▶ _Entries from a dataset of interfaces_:
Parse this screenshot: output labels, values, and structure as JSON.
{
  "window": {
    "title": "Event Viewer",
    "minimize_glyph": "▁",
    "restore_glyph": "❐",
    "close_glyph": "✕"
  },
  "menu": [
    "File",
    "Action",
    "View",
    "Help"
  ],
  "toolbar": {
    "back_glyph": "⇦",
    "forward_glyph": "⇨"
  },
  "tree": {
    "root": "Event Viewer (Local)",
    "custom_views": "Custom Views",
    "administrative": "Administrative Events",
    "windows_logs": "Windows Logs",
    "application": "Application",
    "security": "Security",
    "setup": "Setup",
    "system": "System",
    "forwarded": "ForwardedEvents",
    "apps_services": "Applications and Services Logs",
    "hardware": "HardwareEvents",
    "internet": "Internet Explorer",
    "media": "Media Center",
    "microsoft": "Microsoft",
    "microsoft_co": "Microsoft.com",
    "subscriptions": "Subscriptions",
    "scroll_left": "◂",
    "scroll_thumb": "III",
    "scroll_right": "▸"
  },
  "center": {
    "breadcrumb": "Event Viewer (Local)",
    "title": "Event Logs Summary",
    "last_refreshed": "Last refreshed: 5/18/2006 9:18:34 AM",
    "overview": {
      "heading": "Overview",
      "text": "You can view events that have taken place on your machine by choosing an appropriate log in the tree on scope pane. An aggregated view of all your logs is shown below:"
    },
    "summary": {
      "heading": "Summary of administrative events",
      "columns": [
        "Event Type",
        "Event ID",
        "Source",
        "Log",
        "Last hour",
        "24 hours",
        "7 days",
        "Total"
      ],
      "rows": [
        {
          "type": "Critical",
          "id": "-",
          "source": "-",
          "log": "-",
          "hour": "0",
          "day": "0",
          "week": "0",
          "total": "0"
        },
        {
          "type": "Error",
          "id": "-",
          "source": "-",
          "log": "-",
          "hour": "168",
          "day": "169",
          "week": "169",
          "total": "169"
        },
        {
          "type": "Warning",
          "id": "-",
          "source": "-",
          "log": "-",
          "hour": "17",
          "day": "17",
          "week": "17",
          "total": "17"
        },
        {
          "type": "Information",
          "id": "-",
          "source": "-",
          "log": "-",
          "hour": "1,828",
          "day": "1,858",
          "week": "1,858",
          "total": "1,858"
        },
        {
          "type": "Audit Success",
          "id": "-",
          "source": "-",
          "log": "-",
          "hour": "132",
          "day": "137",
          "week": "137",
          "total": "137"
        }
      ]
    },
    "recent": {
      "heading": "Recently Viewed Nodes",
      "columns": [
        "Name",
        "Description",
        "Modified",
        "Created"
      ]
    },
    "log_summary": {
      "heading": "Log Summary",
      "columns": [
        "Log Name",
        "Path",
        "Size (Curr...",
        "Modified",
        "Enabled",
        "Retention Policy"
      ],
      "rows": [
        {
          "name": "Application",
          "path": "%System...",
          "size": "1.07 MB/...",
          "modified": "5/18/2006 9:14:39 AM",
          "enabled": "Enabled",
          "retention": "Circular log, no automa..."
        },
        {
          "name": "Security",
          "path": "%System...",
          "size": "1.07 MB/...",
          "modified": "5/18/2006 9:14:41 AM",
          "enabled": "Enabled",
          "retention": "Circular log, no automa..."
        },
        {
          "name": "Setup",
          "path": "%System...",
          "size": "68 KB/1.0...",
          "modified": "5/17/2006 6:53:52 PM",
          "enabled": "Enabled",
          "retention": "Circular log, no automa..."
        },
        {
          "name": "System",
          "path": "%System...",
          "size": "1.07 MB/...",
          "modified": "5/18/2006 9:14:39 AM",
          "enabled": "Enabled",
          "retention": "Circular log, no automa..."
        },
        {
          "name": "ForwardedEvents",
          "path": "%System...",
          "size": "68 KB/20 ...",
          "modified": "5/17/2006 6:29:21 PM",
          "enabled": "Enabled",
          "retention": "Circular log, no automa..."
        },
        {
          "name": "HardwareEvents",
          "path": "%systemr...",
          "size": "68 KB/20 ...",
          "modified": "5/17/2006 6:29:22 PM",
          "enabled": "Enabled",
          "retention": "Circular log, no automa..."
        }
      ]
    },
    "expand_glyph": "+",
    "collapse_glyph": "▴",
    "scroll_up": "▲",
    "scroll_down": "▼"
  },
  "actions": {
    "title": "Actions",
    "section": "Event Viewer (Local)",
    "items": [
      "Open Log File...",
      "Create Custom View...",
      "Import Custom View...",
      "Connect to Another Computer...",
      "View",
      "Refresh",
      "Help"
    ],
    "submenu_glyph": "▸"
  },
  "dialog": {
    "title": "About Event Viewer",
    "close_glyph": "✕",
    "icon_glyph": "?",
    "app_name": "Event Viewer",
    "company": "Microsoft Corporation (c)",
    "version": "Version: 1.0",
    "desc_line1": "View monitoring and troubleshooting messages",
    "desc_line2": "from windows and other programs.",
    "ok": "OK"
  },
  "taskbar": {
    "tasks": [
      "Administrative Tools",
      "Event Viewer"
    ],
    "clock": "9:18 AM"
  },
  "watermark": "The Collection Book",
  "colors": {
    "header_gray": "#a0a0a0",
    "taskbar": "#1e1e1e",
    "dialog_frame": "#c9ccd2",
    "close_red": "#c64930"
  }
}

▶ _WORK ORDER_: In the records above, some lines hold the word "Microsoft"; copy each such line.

▶ _REPLY TO THE TASK_:
    "microsoft": "Microsoft",
    "microsoft_co": "Microsoft.com",
    "company": "Microsoft Corporation (c)",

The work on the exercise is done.